> [DIRECTIONS FOR THIS TASK] The expected answer is all of the entries, written out exactly.

== THE DATA ==

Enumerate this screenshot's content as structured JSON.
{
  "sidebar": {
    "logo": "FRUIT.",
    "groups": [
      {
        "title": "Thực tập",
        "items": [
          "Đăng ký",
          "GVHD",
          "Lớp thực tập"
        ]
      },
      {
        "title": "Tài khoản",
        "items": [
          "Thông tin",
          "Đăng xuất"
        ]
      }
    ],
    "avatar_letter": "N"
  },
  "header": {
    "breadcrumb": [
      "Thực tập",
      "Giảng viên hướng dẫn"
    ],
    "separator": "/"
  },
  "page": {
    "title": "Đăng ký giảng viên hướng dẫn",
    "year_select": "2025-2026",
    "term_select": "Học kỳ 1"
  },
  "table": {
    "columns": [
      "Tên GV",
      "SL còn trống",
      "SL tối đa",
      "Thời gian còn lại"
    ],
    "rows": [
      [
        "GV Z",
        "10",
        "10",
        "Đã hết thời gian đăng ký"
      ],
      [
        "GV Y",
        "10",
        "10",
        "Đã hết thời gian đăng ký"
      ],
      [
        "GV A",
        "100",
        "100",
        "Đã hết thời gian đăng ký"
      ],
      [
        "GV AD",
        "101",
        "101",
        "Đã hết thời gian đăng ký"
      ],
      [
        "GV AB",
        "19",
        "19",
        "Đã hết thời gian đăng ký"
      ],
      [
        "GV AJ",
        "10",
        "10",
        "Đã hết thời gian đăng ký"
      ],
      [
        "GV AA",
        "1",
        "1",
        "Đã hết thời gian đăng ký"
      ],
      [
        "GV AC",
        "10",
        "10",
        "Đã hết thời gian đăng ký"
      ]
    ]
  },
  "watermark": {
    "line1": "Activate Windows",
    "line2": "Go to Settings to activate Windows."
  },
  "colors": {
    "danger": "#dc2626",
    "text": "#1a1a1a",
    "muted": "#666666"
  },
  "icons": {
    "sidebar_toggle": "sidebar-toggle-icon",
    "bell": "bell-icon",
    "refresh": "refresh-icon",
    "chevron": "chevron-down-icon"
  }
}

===

> [THE COMPLETED TASK]
Enumerate this screenshot's content as structured JSON.
{
  "sidebar": {
    "logo": "FRUIT.",
    "groups": [
      {
        "title": "Thực tập",
        "items": [
          "Đăng ký",
          "GVHD",
          "Lớp thực tập"
        ]
      },
      {
        "title": "Tài khoản",
        "items": [
          "Thông tin",
          "Đăng xuất"
        ]
      }
    ],
    "avatar_letter": "N"
  },
  "header": {
    "breadcrumb": [
      "Thực tập",
      "Giảng viên hướng dẫn"
    ],
    "separator": "/"
  },
  "page": {
    "title": "Đăng ký giảng viên hướng dẫn",
    "year_select": "2025-2026",
    "term_select": "Học kỳ 1"
  },
  "table": {
    "columns": [
      "Tên GV",
      "SL còn trống",
      "SL tối đa",
      "Thời gian còn lại"
    ],
    "rows": [
      [
        "GV Z",
        "10",
        "10",
        "Đã hết thời gian đăng ký"
      ],
      [
        "GV Y",
        "10",
        "10",
        "Đã hết thời gian đăng ký"
      ],
      [
        "GV A",
        "100",
        "100",
        "Đã hết thời gian đăng ký"
      ],
      [
        "GV AD",
        "101",
        "101",
        "Đã hết thời gian đăng ký"
      ],
      [
        "GV AB",
        "19",
        "19",
        "Đã hết thời gian đăng ký"
      ],
      [
        "GV AJ",
        "10",
        "10",
        "Đã hết thời gian đăng ký"
      ],
      [
        "GV AA",
        "1",
        "1",
        "Đã hết thời gian đăng ký"
      ],
      [
        "GV AC",
        "10",
        "10",
        "Đã hết thời gian đăng ký"
      ]
    ]
  },
  "watermark": {
    "line1": "Activate Windows",
    "line2": "Go to Settings to activate Windows."
  },
  "colors": {
    "danger": "#dc2626",
    "text": "#1a1a1a",
    "muted": "#666666"
  },
  "icons": {
    "sidebar_toggle": "sidebar-toggle-icon",
    "bell": "bell-icon",
    "refresh": "refresh-icon",
    "chevron": "chevron-down-icon"
  }
}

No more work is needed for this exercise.